"One day, when my cousin, Mehitable Huntoon, was visiting us, and I sat in a little chair by her side, in the same room with grandmother,-the call again came, so loud that Mehitable heard it, though I had ceased to notice it. Greatly surprised, my cousin turned to me and said, 'Your mother is calling you!' Finally, after speaking with her mother, the child Mary responded to the voice with the phrase from Samuel 'Speak, Lord; for Thy servant heareth.' When the call came again I did answer, in the words of Samuel, but never again to the material senses was that mysterious call repeated."
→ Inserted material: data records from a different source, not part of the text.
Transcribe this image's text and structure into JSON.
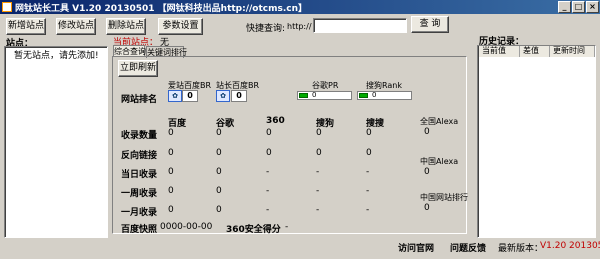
{
  "window": {
    "title": "网钛站长工具 V1.20 20130501 【网钛科技出品http://otcms.cn】",
    "min": "_",
    "max": "□",
    "close": "×"
  },
  "toolbar": {
    "add_site": "新增站点",
    "edit_site": "修改站点",
    "delete_site": "删除站点",
    "settings": "参数设置",
    "quick_query_label": "快捷查询:",
    "url_prefix": "http://",
    "url_value": "",
    "query_button": "查 询"
  },
  "sites": {
    "label": "站点：",
    "current_label": "当前站点：",
    "current_value": "无",
    "items": [
      "暂无站点，请先添加!"
    ]
  },
  "tabs": [
    "综合查询",
    "关键词排行"
  ],
  "refresh_button": "立即刷新",
  "rank": {
    "row_label": "网站排名",
    "aizhan_label": "爱站百度BR",
    "aizhan_value": "0",
    "chinaz_label": "站长百度BR",
    "chinaz_value": "0",
    "google_pr_label": "谷歌PR",
    "google_pr_value": "0",
    "sogou_rank_label": "搜狗Rank",
    "sogou_rank_value": "0"
  },
  "stats": {
    "columns": [
      "百度",
      "谷歌",
      "360",
      "搜狗",
      "搜搜"
    ],
    "rows": [
      {
        "label": "收录数量",
        "values": [
          "0",
          "0",
          "0",
          "0",
          "0"
        ]
      },
      {
        "label": "反向链接",
        "values": [
          "0",
          "0",
          "0",
          "0",
          "0"
        ]
      },
      {
        "label": "当日收录",
        "values": [
          "0",
          "0",
          "-",
          "-",
          "-"
        ]
      },
      {
        "label": "一周收录",
        "values": [
          "0",
          "0",
          "-",
          "-",
          "-"
        ]
      },
      {
        "label": "一月收录",
        "values": [
          "0",
          "0",
          "-",
          "-",
          "-"
        ]
      }
    ],
    "snapshot_label": "百度快照",
    "snapshot_value": "0000-00-00",
    "safety_label": "360安全得分",
    "safety_value": "-"
  },
  "alexa": {
    "global_label": "全国Alexa",
    "global_value": "0",
    "china_label": "中国Alexa",
    "china_value": "0",
    "china_rank_label": "中国网站排行",
    "china_rank_value": "0"
  },
  "history": {
    "label": "历史记录：",
    "columns": [
      "当前值",
      "差值",
      "更新时间"
    ]
  },
  "footer": {
    "visit_site": "访问官网",
    "feedback": "问题反馈",
    "latest_version_label": "最新版本：",
    "latest_version_value": "V1.20 20130501"
  },
  "colors": {
    "title_gradient_start": "#0a246a",
    "title_gradient_end": "#3a6ea5",
    "accent_red": "#c00000",
    "window_bg": "#d4d0c8"
  }
}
Eddy frequently expressed confidence in God's love, which placed her at odds with her father's theological outlook, leading to a religious crisis when she was twelve and first eligible to join the Congregational church. Mark Baker held to a hard and bitter doctrine of predestination, believing that a horrible decree of endless punishment awaited sinners on a final judgment day. Amid their clash of views Mary developed a life-threatening fever, which at last prompted her father, in his love for her, to set aside his stern beliefs. She was healed of the fever after prayer, as she wrote: "My mother, as she bathed my burning temples, bade me lean on God's love, which would give me rest if I went to Him in prayer, as I was wont to do, seeking His guidance. I prayed; and a soft glow of ineffable joy came over me. The fever was gone and I rose and dressed myself in a normal condition of health. Mother saw this and was glad. The physician marveled; and the "horrible decree" of Predestination - as John Calvin rightly called his own tenet - forever lost its power over me."